Whether a job is going well or there are issues, good communication is essential between the nanny and the employer. Obviously it’s much easier to communicate all the positives – how much you enjoy your job, how great the family is, the latest fun activity or humorous comment from one of the children – these are enjoyable to share. It’s when there are issues that we need to really work on effective open communication skills.
Avoiding conversations about issues of concern is not a good approach. Nothing can change in a situation unless dialogue is begun. Nannies are great at teaching these concepts to the children in their care, but not always the best at communicating with their employers. Certainly the personal nature of a nanny position is part of the challenge.
Consider the following tips in effective communication with your employers:
1) Communicate Daily

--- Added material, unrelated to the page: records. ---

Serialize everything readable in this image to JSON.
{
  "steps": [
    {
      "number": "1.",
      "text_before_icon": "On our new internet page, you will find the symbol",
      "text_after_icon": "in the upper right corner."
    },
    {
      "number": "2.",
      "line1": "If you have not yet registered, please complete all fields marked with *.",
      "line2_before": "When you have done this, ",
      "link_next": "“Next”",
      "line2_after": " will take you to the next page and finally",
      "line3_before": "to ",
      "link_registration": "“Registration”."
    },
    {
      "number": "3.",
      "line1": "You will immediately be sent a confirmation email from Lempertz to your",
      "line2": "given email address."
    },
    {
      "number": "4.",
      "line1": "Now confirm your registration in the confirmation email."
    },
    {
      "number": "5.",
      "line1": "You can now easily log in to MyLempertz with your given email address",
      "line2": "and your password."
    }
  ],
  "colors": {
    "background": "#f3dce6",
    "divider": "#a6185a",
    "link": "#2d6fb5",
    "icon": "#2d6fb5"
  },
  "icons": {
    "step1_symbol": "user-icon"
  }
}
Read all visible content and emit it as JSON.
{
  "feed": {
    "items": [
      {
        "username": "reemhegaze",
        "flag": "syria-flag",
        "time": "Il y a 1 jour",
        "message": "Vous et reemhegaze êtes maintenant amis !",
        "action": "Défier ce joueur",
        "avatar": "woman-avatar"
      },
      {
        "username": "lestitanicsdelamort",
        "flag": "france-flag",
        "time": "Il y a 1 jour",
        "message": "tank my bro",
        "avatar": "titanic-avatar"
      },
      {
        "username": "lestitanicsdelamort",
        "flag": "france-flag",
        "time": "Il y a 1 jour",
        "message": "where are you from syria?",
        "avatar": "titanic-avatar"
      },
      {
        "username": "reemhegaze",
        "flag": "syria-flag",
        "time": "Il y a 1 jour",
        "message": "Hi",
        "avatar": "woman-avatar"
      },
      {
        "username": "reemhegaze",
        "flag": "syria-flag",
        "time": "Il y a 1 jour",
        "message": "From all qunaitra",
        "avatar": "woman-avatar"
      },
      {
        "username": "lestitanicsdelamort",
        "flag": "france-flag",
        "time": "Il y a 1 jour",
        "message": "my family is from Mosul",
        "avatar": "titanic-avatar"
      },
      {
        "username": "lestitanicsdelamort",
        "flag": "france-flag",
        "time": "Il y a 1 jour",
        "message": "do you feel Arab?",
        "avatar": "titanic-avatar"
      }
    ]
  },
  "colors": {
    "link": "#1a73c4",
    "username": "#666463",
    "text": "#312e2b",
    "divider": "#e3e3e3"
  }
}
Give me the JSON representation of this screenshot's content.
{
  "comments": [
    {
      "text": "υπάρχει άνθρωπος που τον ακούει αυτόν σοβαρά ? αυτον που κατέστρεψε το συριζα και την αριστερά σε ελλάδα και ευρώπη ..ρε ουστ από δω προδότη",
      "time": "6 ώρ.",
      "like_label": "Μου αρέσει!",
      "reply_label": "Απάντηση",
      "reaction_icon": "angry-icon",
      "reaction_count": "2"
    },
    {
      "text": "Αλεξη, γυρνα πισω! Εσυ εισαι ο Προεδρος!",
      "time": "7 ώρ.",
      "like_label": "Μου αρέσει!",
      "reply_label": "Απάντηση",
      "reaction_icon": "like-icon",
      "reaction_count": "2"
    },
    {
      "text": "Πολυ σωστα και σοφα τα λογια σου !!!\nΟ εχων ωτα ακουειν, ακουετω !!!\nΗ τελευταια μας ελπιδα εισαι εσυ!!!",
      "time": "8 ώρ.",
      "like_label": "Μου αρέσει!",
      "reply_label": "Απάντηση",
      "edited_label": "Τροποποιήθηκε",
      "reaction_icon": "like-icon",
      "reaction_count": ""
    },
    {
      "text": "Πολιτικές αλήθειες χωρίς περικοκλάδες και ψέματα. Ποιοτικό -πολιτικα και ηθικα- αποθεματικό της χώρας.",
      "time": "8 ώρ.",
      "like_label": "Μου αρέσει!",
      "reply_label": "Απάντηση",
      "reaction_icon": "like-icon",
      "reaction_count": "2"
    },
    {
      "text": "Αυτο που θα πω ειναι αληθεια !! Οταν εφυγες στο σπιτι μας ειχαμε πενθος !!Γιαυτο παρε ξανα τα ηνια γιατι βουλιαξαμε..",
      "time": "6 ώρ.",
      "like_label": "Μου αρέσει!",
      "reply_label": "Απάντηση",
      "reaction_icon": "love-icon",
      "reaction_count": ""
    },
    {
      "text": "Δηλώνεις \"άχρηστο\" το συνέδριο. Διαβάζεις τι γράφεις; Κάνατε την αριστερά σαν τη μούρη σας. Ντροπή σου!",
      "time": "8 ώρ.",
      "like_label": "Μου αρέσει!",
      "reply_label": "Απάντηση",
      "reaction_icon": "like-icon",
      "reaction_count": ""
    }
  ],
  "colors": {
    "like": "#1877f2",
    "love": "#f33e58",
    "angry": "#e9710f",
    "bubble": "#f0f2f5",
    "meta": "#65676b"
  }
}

Whether you connect at the start of your day or an update at the end, it’s helpful to make a daily contact. Many nannies use a log noting the pattern of the child’s day, but making the effort to have a short conversation can go a long way to keeping the communication flowing. Keep this connection light – this isn’t the time for an in-depth conversation.
2) Timing is Everything
While a light chat at the end of the day is nice for touching base, it isn’t always the best time for a serious topic. If your employer has had a challenging day at work this might not be a great time for bringing up issues. In this case let them know you would like to talk, the subject matter, and ask when would be a good time for them to discuss this with you. If it’s a child related situation that you feel needs immediate attention you should ask, “Is this a good time to discuss . . . ?” Then they will know you have something that needs their attention. Launching into a topic without this kind of notice doesn’t promote good communication. If something of a serious nature relating to the children has occurred, you may want to call or email them as soon as possible so that when they arrive home they know what’s happened. Never discuss issues in front of the children.
Sharing all the wonderful things the day held also needs their attention. While a log is a great option so is a quick email, phone call, photo or text message – it helps them feel that they are in the loop when it comes to their child. How wonderful when parents can come home to good feelings about their children and you!
3) Periodic Meetings
It is a good idea to set a plan for meeting with your employers periodically – perhaps after the first 30 to 60 days, 6 month, year anniversary, and at least yearly thereafter. This time should be set aside to discuss all aspects of how the job is going, any concerns or challenges, and set goals. It is best to meet away from the house if possible and definitely at a time when children are not present. Remember we have a Performance Review Form that can be used for these formal meetings.
4) Balanced Approach
Starting a conversation can be challenging, especially if there is an issue that needs attention. Beginning with some positive comments can help ease into more serious matters. Then be clear and direct about concerns – your employers are not mind readers. Giving concrete examples can be helpful in illustrating your point. Then listen to responses and reactions. Be prepared with options and ready to problem solve together. Set new goals which may include another follow up meeting to discuss progress.
5) Good Listening Skills
Being an empathetic listener is a valuable skill and goes a long way in communication with your employer. Try not to react or be defensive, really think about what they are saying so that your response will be thoughtful and appropriate. There are times when sensitive topics need to be discussed; your supportive listening skills will help ease uncomfortable feelings that may arise.
6) Be Prepared
It is a good idea to write down topics you wish to discuss with your employer before you meet with them or complete the Performance Review Form. Make sure to note examples and have some suggestions ready for options to consider. Also, if you feel you may need to compromise or negotiate on things have those ideas prepared as well. Then as you meet you’ll have your notes to reference. Some nannies feel intimidated in these formal meeting settings; taking notes as you are discussing issues can help you ease tension and are a good source of information after the meeting is over.
Effective communication skills are an asset worth developing – a life long skill. Your employers will appreciate the professionalism you demonstrate and the children in your care will benefit from the model you provide.